Review: The Forgotten Home Child by Genevieve Graham

The Forgotten Home Child
by Genevieve Graham
Release Date: March 3rd 2020
2020 Simon & Schuster
Kindle Edition; 384 Pages
ISBN: 978-1982128951
Genre: Fiction / Historical
Source: Review copy from publisher

4.5 / 5 Stars

Fifteen-year-old Winny has never known a real home. After running away from an abusive stepfather, she falls in with Mary, Jack, and their ragtag group of friends roaming the streets of Liverpool. When the children are caught stealing food, Winny and Mary are left in Dr. Barnardo’s Barkingside Home for Girls, a local home for orphans and forgotten children found in the city’s slums. At Barkingside, Winny learns she will soon join other boys and girls in a faraway place called Canada, where families and better lives await them.

But Winny’s hopes are dashed when she is separated from her friends and sent to live with a family that has no use for another daughter. Instead, they have paid for an indentured servant to work on their farm.
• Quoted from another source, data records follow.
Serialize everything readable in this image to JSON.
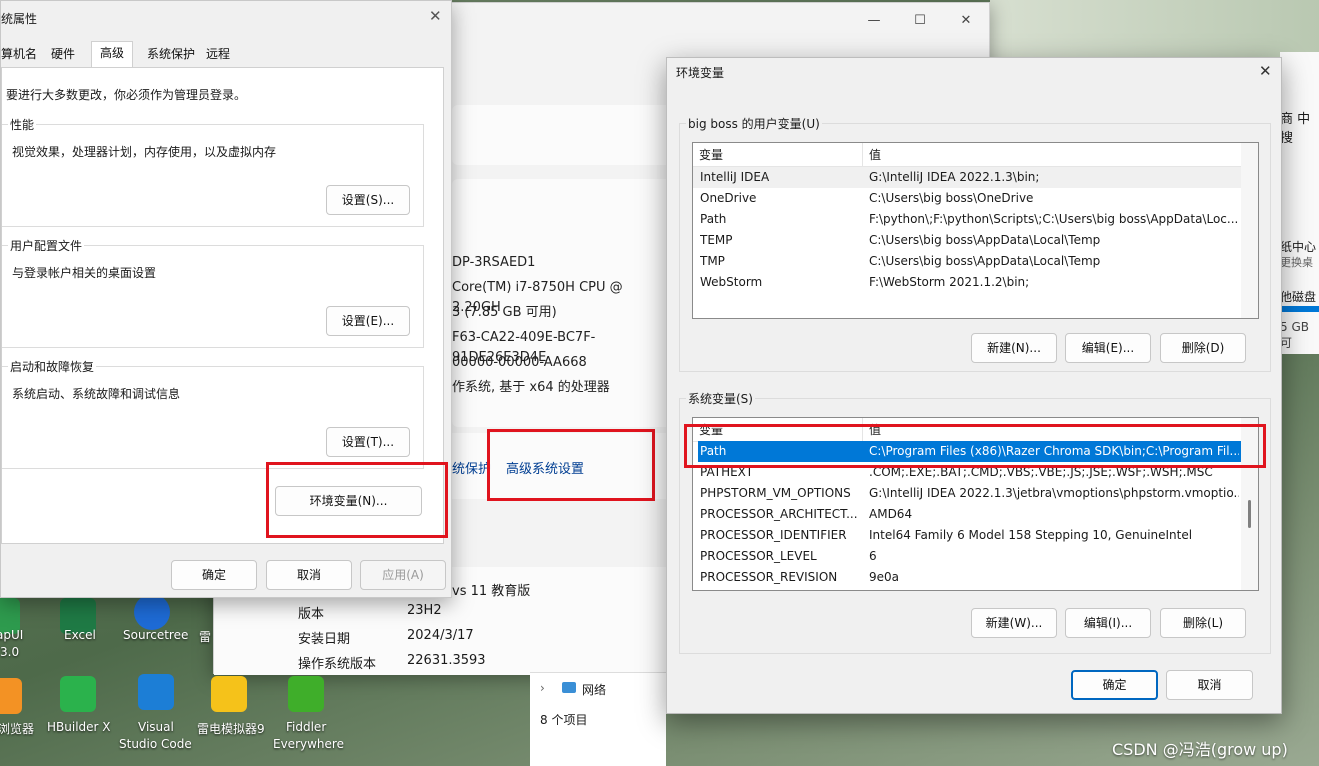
{
  "about_window": {
    "device_lines": [
      "DP-3RSAED1",
      "Core(TM) i7-8750H CPU @ 2.20GH",
      "3 (7.85 GB 可用)",
      "F63-CA22-409E-BC7F-91DE26E3D4E",
      "00000-00000-AA668",
      "作系统, 基于 x64 的处理器"
    ],
    "link_protection": "统保护",
    "link_advanced": "高级系统设置",
    "os_edition_partial": "vs 11 教育版",
    "specs": [
      {
        "k": "版本",
        "v": "23H2"
      },
      {
        "k": "安装日期",
        "v": "2024/3/17"
      },
      {
        "k": "操作系统版本",
        "v": "22631.3593"
      }
    ],
    "min_icon": "minimize-icon",
    "max_icon": "maximize-icon",
    "close_icon": "close-icon"
  },
  "right_edge": {
    "search": "商 中搜",
    "t1": "纸中心",
    "t2": "更换桌",
    "t3": "他磁盘",
    "t4": "5 GB 可"
  },
  "explorer": {
    "network": "网络",
    "count": "8 个项目"
  },
  "sysprop": {
    "title": "统属性",
    "tabs": [
      "算机名",
      "硬件",
      "高级",
      "系统保护",
      "远程"
    ],
    "admin_note": "要进行大多数更改，你必须作为管理员登录。",
    "perf_title": "性能",
    "perf_desc": "视觉效果，处理器计划，内存使用，以及虚拟内存",
    "perf_btn": "设置(S)...",
    "profile_title": "用户配置文件",
    "profile_desc": "与登录帐户相关的桌面设置",
    "profile_btn": "设置(E)...",
    "startup_title": "启动和故障恢复",
    "startup_desc": "系统启动、系统故障和调试信息",
    "startup_btn": "设置(T)...",
    "env_btn": "环境变量(N)...",
    "ok": "确定",
    "cancel": "取消",
    "apply": "应用(A)"
  },
  "env": {
    "title": "环境变量",
    "user_group": "big boss 的用户变量(U)",
    "col_var": "变量",
    "col_val": "值",
    "user_vars": [
      {
        "name": "IntelliJ IDEA",
        "value": "G:\\IntelliJ IDEA 2022.1.3\\bin;"
      },
      {
        "name": "OneDrive",
        "value": "C:\\Users\\big boss\\OneDrive"
      },
      {
        "name": "Path",
        "value": "F:\\python\\;F:\\python\\Scripts\\;C:\\Users\\big boss\\AppData\\Loc..."
      },
      {
        "name": "TEMP",
        "value": "C:\\Users\\big boss\\AppData\\Local\\Temp"
      },
      {
        "name": "TMP",
        "value": "C:\\Users\\big boss\\AppData\\Local\\Temp"
      },
      {
        "name": "WebStorm",
        "value": "F:\\WebStorm 2021.1.2\\bin;"
      }
    ],
    "user_new": "新建(N)...",
    "user_edit": "编辑(E)...",
    "user_del": "删除(D)",
    "sys_group": "系统变量(S)",
    "sys_vars": [
      {
        "name": "Path",
        "value": "C:\\Program Files (x86)\\Razer Chroma SDK\\bin;C:\\Program Fil..."
      },
      {
        "name": "PATHEXT",
        "value": ".COM;.EXE;.BAT;.CMD;.VBS;.VBE;.JS;.JSE;.WSF;.WSH;.MSC"
      },
      {
        "name": "PHPSTORM_VM_OPTIONS",
        "value": "G:\\IntelliJ IDEA 2022.1.3\\jetbra\\vmoptions\\phpstorm.vmoptio..."
      },
      {
        "name": "PROCESSOR_ARCHITECT...",
        "value": "AMD64"
      },
      {
        "name": "PROCESSOR_IDENTIFIER",
        "value": "Intel64 Family 6 Model 158 Stepping 10, GenuineIntel"
      },
      {
        "name": "PROCESSOR_LEVEL",
        "value": "6"
      },
      {
        "name": "PROCESSOR_REVISION",
        "value": "9e0a"
      }
    ],
    "sys_new": "新建(W)...",
    "sys_edit": "编辑(I)...",
    "sys_del": "删除(L)",
    "ok": "确定",
    "cancel": "取消"
  },
  "desktop": {
    "row1": [
      "apUI",
      "Excel",
      "Sourcetree",
      "雷"
    ],
    "row1b": "3.0",
    "row2": [
      "浏览器",
      "HBuilder X",
      "Visual",
      "雷电模拟器9",
      "Fiddler"
    ],
    "row2b": [
      "Studio Code",
      "Everywhere"
    ],
    "watermark": "CSDN @冯浩(grow up)"
  },
  "colors": {
    "accent": "#0078d7",
    "highlight": "#e0141e"
  }
}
Faced with this harsh new reality, Winny clings to the belief that she will someday find her friends again.

Inspired by true events, The Forgotten Home Child is a moving and heartbreaking novel about place, belonging, and family—the one we make for ourselves and its enduring power to draw us home.

My Thoughts
The Forgotten Home Child really hits close to home as many of the events occur in locations close to where I currently live, and I am familiar with some of the current memorials to these children having a friend who works ardently to keep their memory alive in Canadian minds.  This is not an event that is typically taught in Canadian history classes, although I do mention it in mine, so I can see why many people are not familiar with it. It is definitely heartrending hearing the stories of these children and the treatment they received, and I am glad it is getting the attention it so richly deserves.

First of all, I have to give kudos to the author and her meticulous research in this book.  There were approximately 100 000 children shipped to Canada over a hundred year span starting in 1869 between the ages of 3 and 18, children taken off the streets in Great Britain, many of whom had parents still alive, sent to work on farms, expecting better lives than the ones they left behind.  Unfortunately, there was this mistaken belief they were orphans, and with the mentality that existed towards orphan children during this time period, many were treated horribly.  It is estimated that around 75% of these children suffered abuse, sexual assault, and became indentured farm workers.  Many farmers did not fulfill their obligations to send the children to school during the winter.  The stories are heartbreaking.

I thought the author did a fantastic job showing the conditions the children faced through her main characters.  Winny, Jack, and Mary suffered terribly at the hands of their employers.  The book was told in alternating POVs which meshed beautifully together to tell their stories.  To say it was sometimes hard to read is an understatement.  Mary and Winny find themselves living fairly close together as their employers are sisters, but Mary's fate was so much worse than Winny's as at least Winny's employer had a heart, even if she showed it a little late. Watching them struggle and suffer was hard to read about and the abuse was definitely appalling.  

What I found remarkable about this book was the shame that Winny lived with her entire life because she was labelled a Home Child, and the author's ability to portray this through her characters.  I thought the author did a great job showing the consequences of that shame through Jack as he struggled with addiction and anger issues throughout his life; his bitterness definitely affected a big part of his life and was a direct consequence of his experience as a teenager.   

The Forgotten Home Child is a wonderful book about the British Home Children and their plight as they were transported across the Atlantic to live on farms in Canada and other countries. Unfortunately, many were mistreated and abused and this book reflects many aspects of that abuse and the repercussions for these children.  The only thing I found jarring was the situation with Winny's son and what happened as it didn't really ring true to me, especially considering their relationship throughout the years; I just felt like the author was looking for a way to have some type of discord between them and it didn't quite work for me.  This novel is a powerful statement to those children and a history that should never be forgotten.   


  1. Nice review. I know the history of this in regards to Australia, I wasn’t aware children were also shipped to Canada, I’d be curious to read this.

    1. I'm not as familiar with what happened in Australia. If you have any books to recommend about it there, that would be great.

  2. great review. sounds like this is britain's version of slavery
    sherry @ fundinmental

    1. It definitely was. They had good intentions but it certainly got out of hand and couldn't track all the kids, especially with the mentality towards orphans that existed. So tragic!